◆ YOUR ASSIGNMENT
The data beneath this task has to be reprinted character for character.

*** SUPPLIED RECORDS ***

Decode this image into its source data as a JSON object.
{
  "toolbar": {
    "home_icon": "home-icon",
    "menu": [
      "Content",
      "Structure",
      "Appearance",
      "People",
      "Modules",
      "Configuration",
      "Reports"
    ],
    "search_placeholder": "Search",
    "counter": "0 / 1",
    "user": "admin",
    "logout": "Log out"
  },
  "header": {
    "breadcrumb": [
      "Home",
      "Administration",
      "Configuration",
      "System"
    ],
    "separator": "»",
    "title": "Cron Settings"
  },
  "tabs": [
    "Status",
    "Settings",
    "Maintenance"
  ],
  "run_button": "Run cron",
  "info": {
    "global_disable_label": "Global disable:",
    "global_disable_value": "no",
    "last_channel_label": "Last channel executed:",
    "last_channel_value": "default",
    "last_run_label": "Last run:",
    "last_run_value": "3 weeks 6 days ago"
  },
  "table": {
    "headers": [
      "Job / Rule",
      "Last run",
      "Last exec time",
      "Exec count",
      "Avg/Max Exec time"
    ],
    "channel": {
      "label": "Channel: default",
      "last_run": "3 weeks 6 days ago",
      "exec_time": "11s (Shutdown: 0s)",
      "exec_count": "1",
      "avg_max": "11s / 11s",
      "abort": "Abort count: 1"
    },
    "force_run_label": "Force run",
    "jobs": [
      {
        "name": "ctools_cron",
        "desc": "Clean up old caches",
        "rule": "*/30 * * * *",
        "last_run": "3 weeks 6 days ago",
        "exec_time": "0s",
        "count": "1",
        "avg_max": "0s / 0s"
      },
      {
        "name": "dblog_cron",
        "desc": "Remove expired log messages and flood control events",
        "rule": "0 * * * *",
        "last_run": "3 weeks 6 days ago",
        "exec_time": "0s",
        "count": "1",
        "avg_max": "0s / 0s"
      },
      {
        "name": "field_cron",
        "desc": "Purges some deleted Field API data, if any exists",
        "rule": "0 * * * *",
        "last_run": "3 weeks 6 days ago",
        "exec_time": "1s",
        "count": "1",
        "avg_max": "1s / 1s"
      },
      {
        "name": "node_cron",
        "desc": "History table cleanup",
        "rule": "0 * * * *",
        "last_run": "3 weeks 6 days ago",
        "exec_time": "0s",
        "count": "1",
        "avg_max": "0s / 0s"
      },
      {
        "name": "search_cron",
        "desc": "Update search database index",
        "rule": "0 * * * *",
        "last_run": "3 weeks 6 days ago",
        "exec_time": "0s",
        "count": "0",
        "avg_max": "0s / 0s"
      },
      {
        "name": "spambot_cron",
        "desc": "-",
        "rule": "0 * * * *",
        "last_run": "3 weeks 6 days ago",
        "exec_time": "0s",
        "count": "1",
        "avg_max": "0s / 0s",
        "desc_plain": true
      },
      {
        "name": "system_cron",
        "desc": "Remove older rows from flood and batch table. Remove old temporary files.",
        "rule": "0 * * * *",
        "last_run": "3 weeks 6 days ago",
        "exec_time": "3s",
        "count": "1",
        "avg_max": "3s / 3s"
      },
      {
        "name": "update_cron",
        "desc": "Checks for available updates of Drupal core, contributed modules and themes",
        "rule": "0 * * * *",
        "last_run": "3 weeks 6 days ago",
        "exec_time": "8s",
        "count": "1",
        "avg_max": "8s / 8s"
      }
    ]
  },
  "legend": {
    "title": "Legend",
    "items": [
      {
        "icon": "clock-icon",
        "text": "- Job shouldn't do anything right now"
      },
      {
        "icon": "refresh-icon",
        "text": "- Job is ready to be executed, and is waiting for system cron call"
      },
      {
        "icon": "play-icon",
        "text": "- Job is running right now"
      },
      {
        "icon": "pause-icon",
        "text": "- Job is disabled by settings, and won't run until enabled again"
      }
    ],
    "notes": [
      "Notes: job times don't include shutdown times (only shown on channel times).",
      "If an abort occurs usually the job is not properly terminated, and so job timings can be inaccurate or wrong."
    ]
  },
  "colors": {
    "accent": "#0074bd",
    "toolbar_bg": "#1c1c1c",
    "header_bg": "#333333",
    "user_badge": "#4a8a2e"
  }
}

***

◆ RESULT
Decode this image into its source data as a JSON object.
{
  "toolbar": {
    "home_icon": "home-icon",
    "menu": [
      "Content",
      "Structure",
      "Appearance",
      "People",
      "Modules",
      "Configuration",
      "Reports"
    ],
    "search_placeholder": "Search",
    "counter": "0 / 1",
    "user": "admin",
    "logout": "Log out"
  },
  "header": {
    "breadcrumb": [
      "Home",
      "Administration",
      "Configuration",
      "System"
    ],
    "separator": "»",
    "title": "Cron Settings"
  },
  "tabs": [
    "Status",
    "Settings",
    "Maintenance"
  ],
  "run_button": "Run cron",
  "info": {
    "global_disable_label": "Global disable:",
    "global_disable_value": "no",
    "last_channel_label": "Last channel executed:",
    "last_channel_value": "default",
    "last_run_label": "Last run:",
    "last_run_value": "3 weeks 6 days ago"
  },
  "table": {
    "headers": [
      "Job / Rule",
      "Last run",
      "Last exec time",
      "Exec count",
      "Avg/Max Exec time"
    ],
    "channel": {
      "label": "Channel: default",
      "last_run": "3 weeks 6 days ago",
      "exec_time": "11s (Shutdown: 0s)",
      "exec_count": "1",
      "avg_max": "11s / 11s",
      "abort": "Abort count: 1"
    },
    "force_run_label": "Force run",
    "jobs": [
      {
        "name": "ctools_cron",
        "desc": "Clean up old caches",
        "rule": "*/30 * * * *",
        "last_run": "3 weeks 6 days ago",
        "exec_time": "0s",
        "count": "1",
        "avg_max": "0s / 0s"
      },
      {
        "name": "dblog_cron",
        "desc": "Remove expired log messages and flood control events",
        "rule": "0 * * * *",
        "last_run": "3 weeks 6 days ago",
        "exec_time": "0s",
        "count": "1",
        "avg_max": "0s / 0s"
      },
      {
        "name": "field_cron",
        "desc": "Purges some deleted Field API data, if any exists",
        "rule": "0 * * * *",
        "last_run": "3 weeks 6 days ago",
        "exec_time": "1s",
        "count": "1",
        "avg_max": "1s / 1s"
      },
      {
        "name": "node_cron",
        "desc": "History table cleanup",
        "rule": "0 * * * *",
        "last_run": "3 weeks 6 days ago",
        "exec_time": "0s",
        "count": "1",
        "avg_max": "0s / 0s"
      },
      {
        "name": "search_cron",
        "desc": "Update search database index",
        "rule": "0 * * * *",
        "last_run": "3 weeks 6 days ago",
        "exec_time": "0s",
        "count": "0",
        "avg_max": "0s / 0s"
      },
      {
        "name": "spambot_cron",
        "desc": "-",
        "rule": "0 * * * *",
        "last_run": "3 weeks 6 days ago",
        "exec_time": "0s",
        "count": "1",
        "avg_max": "0s / 0s",
        "desc_plain": true
      },
      {
        "name": "system_cron",
        "desc": "Remove older rows from flood and batch table. Remove old temporary files.",
        "rule": "0 * * * *",
        "last_run": "3 weeks 6 days ago",
        "exec_time": "3s",
        "count": "1",
        "avg_max": "3s / 3s"
      },
      {
        "name": "update_cron",
        "desc": "Checks for available updates of Drupal core, contributed modules and themes",
        "rule": "0 * * * *",
        "last_run": "3 weeks 6 days ago",
        "exec_time": "8s",
        "count": "1",
        "avg_max": "8s / 8s"
      }
    ]
  },
  "legend": {
    "title": "Legend",
    "items": [
      {
        "icon": "clock-icon",
        "text": "- Job shouldn't do anything right now"
      },
      {
        "icon": "refresh-icon",
        "text": "- Job is ready to be executed, and is waiting for system cron call"
      },
      {
        "icon": "play-icon",
        "text": "- Job is running right now"
      },
      {
        "icon": "pause-icon",
        "text": "- Job is disabled by settings, and won't run until enabled again"
      }
    ],
    "notes": [
      "Notes: job times don't include shutdown times (only shown on channel times).",
      "If an abort occurs usually the job is not properly terminated, and so job timings can be inaccurate or wrong."
    ]
  },
  "colors": {
    "accent": "#0074bd",
    "toolbar_bg": "#1c1c1c",
    "header_bg": "#333333",
    "user_badge": "#4a8a2e"
  }
}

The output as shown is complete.